The youngest son of former president Suharto yesterday denied having any role in the deadly bombings in the capital and said he was “very disappointed” with President Abdurrahman Wahid for ordering his arrest.

As speculation mounted over his involvement, Mr Hutomo Mandala Putra – better known here as Tommy Suharto and the most notorious of Mr Suharto’s six children – turned up voluntarily at the police headquarters at 10 am for questioning. “I have come on my own initiative rather than being looked for,” he told reporters.

More than two hours later, a beaming Mr Hutomo, accompanied by three bodyguards but no lawyer, emerged from police questioning somewhat unscathed by the whole affair.

He did not respond to questions from journalists waiting outside the station except to say that he was disappointed at the allegations being levelled against him.

A close friend of the former first family revealed that Mr Hutomo was “furious” after Mr Abdurrahman ordered his arrest on Friday.

“He preferred to turn himself up for questioning rather than face another embarrassment by having police track him down,” the friend said. “The President has already passed the guilty verdict. But Tommy says he is innocent.”

Jakarta’s chief of detectives Harry Montolalu, who questioned Mr Hutomo, said: “He denies any involvement in the bombings.”

Mr Hutomo also rejected allegations that he sponsored pro-Suharto groups to clash with students after the former leader failed to turn up for his corruption trial.

Attorney-General Marzuki Darusman said the national police – which had been caught off-guard by Mr Abdurrahman’s off-the-cuff remarks on Friday about Mr Hutomo – had yet to find any evidence linking him to the explosions, particularly the one last Wednesday at the Jakarta Stock Exchange which killed 15 people.

The police had not even launched a formal investigation.

“They have yet to find a speck of evidence against him, which makes it difficult to arrest him,” Mr Marzuki told The Sunday Times.

It was still not clear what Mr Abdurrahman’s motives were in naming Mr Hutomo publicly, given that the government has yet to amass hard evidence against him, and the speculation about more terrorist attacks in the future is only a view expressed by the President’s informal intelligence network.
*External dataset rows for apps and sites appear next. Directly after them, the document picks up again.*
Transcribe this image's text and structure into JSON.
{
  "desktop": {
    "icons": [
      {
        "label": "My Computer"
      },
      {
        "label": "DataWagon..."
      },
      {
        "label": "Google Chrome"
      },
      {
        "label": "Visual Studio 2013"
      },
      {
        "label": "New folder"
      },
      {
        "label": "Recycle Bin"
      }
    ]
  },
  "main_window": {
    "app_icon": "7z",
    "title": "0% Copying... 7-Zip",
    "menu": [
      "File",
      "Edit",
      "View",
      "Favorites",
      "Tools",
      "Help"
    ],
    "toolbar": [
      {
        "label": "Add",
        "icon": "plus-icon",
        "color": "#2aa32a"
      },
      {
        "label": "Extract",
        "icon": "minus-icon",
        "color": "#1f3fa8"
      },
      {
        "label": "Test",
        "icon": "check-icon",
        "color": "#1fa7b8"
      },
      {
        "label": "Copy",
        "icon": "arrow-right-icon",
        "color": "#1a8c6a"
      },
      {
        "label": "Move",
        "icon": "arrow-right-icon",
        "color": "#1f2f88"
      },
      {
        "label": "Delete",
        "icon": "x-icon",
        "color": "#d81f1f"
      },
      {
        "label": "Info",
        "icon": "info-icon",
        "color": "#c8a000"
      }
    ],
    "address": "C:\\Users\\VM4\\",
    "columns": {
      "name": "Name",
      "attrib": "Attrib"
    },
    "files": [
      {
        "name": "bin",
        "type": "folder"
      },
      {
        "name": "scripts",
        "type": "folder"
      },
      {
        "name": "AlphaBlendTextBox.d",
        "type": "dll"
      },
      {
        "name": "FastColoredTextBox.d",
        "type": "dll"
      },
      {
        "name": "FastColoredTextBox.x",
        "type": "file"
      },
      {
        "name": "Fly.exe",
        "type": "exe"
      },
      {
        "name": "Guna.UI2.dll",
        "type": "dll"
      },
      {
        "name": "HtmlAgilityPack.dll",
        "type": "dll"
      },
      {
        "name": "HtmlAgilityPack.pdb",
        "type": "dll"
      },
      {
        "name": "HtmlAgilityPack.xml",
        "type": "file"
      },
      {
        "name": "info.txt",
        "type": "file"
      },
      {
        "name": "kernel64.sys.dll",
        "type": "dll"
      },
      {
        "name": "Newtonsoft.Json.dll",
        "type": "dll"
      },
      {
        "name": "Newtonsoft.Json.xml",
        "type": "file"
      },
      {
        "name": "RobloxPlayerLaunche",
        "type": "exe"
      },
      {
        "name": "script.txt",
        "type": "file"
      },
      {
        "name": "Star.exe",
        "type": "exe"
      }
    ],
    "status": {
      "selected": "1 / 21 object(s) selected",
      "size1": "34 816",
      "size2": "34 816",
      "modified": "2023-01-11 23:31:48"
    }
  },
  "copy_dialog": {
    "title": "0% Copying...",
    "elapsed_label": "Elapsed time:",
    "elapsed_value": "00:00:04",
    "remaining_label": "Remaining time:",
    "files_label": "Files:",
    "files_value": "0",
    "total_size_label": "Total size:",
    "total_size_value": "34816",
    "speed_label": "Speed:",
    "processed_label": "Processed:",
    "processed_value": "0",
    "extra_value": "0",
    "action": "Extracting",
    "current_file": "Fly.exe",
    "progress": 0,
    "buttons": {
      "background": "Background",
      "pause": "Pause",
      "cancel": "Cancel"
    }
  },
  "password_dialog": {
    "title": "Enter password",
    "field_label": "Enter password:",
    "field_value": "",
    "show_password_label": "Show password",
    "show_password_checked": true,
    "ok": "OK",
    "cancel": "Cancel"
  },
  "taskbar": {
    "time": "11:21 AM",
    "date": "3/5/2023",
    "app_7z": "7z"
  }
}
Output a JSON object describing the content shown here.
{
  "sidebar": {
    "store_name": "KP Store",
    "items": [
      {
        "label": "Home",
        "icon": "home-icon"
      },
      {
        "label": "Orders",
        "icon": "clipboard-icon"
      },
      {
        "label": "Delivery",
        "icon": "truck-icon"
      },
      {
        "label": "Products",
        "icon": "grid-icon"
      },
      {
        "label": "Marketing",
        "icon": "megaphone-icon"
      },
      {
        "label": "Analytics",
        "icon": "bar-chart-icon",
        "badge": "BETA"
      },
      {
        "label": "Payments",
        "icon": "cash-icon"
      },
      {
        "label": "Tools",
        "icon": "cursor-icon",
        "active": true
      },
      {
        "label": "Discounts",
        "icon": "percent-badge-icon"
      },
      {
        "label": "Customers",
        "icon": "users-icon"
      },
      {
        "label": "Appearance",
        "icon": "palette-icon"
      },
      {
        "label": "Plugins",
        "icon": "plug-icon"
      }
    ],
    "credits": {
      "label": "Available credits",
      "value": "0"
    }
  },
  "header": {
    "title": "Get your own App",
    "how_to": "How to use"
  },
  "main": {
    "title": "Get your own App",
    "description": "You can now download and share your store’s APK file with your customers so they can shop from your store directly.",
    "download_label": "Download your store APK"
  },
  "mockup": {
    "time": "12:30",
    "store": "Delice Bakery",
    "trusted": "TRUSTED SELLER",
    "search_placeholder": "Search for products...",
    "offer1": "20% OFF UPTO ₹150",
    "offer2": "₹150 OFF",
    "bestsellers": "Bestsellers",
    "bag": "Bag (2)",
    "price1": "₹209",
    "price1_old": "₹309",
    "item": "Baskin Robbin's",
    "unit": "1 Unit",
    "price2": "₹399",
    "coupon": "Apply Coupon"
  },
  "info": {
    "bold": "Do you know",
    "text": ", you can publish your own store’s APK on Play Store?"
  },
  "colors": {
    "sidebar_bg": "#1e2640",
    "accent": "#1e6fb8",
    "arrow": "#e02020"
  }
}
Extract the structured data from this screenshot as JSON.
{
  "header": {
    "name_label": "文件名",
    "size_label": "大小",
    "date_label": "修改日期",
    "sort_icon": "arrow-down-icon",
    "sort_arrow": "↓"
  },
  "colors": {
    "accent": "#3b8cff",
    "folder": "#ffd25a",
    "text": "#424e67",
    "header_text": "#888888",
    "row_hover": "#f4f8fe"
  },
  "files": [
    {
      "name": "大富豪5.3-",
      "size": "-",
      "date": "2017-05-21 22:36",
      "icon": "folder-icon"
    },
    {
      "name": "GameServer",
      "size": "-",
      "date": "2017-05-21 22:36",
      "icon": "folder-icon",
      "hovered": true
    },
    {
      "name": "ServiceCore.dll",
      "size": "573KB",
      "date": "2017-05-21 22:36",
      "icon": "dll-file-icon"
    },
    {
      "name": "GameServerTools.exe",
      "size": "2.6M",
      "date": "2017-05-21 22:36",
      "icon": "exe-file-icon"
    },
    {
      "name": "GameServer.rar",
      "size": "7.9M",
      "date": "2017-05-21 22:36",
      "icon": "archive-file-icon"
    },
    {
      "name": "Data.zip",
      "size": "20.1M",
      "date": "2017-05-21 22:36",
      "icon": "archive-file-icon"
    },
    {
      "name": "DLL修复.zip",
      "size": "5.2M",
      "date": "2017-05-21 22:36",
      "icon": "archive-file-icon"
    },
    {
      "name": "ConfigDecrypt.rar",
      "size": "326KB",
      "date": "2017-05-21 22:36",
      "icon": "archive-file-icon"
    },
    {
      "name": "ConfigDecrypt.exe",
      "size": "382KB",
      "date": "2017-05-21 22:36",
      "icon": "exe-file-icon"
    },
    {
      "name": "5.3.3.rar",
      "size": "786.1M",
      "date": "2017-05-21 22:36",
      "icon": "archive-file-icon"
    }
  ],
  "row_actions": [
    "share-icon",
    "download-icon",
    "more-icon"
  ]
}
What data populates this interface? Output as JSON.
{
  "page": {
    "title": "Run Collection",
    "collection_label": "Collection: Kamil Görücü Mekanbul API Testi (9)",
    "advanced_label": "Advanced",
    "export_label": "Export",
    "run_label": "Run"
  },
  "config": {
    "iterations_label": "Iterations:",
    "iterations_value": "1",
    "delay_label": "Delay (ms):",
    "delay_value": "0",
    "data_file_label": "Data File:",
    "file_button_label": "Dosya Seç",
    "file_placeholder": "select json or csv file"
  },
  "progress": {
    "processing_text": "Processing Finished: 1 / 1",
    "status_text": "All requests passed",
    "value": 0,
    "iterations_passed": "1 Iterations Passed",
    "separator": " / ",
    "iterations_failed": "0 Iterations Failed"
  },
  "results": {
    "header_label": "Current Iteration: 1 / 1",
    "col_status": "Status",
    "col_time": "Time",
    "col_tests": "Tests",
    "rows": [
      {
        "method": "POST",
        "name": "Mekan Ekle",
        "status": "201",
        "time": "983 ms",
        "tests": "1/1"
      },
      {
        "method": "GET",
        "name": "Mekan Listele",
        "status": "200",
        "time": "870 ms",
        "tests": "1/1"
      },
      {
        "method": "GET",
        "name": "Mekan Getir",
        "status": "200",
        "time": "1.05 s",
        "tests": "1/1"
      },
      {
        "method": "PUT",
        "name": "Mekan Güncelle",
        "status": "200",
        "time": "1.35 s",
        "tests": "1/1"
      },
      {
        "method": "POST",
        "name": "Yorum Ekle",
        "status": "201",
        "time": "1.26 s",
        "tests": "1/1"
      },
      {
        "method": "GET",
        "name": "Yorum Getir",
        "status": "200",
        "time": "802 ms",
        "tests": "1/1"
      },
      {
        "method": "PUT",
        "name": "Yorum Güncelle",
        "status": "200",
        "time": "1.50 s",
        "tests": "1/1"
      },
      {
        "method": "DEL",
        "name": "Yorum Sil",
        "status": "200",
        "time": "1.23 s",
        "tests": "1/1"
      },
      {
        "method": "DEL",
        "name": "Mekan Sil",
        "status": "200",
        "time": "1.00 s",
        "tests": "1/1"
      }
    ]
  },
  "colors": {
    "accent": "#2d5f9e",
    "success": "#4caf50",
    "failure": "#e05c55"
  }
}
Mr Marzuki had told The Sunday Times, in an interview on Friday, that the President was trying to force the police to prove or refute mounting speculation here that the Suharto clan is financing a terror campaign, aided by military personnel. Those close to Mr Abdurrahman concede that the President might have made those statements to stave off public pressure over the Suharto saga.

As one source put it: “He might have decided to go for a softer target popular with Indonesians. It is politically expedient for now.

“But he has expressed privately, on several occasions, that his real enemies are elements in the army which he can’t seem to control or is reluctant to act against for fear of greater bloody reprisals.”

Posted in Indonesia